Research Article PTZAID: ANPC-3-129

Towards a better understanding of the impact of the sequelae of TBI on the social participation of seniors

Marie-Josée Levert*, Hélène Lefebvre, Mélanie Levasseur, Isabelle Gélinas, Michelle McKerall, Odette Roy and Michelle Proulx

Background: The multiple sequelae caused by traumatic brain injuries (TBIs) can considerably reduce the ability of seniors to resume their activities of daily living and their leisure activities, and to return to meaningful relationships so they can participate in the life of their community.

Purpose of the study: This article aims to put forward the perceptions of older participants about the sequelae they themselves identify as consecutive, short or medium long term, with their TBI and consequently, the limitations they experienced in terms of their social participation.

Results: The fi ndings reveal a correspondence between the multiple sequelae of the TBI identified by the participants and those documented in the scientifi c writings. These sequelae could be grouped  according to the limitations found in the operational framework’s three spheres of activities related to social participation: those that promotes self-realization through an autonomous and independent everyday life; through pastimes and leisure activities; and through relationships with others.

Main findings: The findings are innovative compared with what is generally described in the scientific literature, since existing studies offer few concrete examples of the limitations encountered in terms of social participation due to sequelae following a TBI. Four sequelae namely memory loss, loss of balance, lack of motivation or apathy and fatigue, appear to have many impacts on a variety of activities which could explain their signifi cance for participants.

Conclusion: The findings pave the way for new research avenues that focus on analyzing social participation opportunities of older adults by reinforcing their capacities.

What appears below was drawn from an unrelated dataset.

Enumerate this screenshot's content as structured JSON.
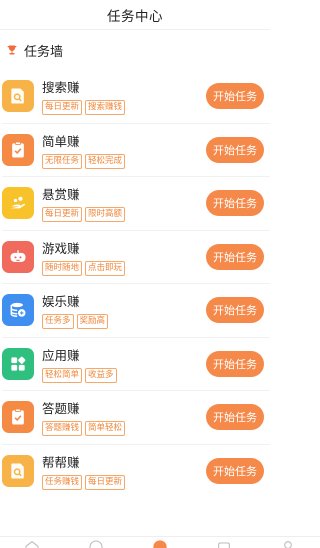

Potential implications: Results provide benchmark for health care and social services professionals for the mobilization of most effective resources and services to help seniors to engage in rewarding, meaningful social participation activities.

Published on: Jul 24, 2017 Pages: 68-76

Full Text PDF Full Text HTML DOI: 10.17352/anpc.000029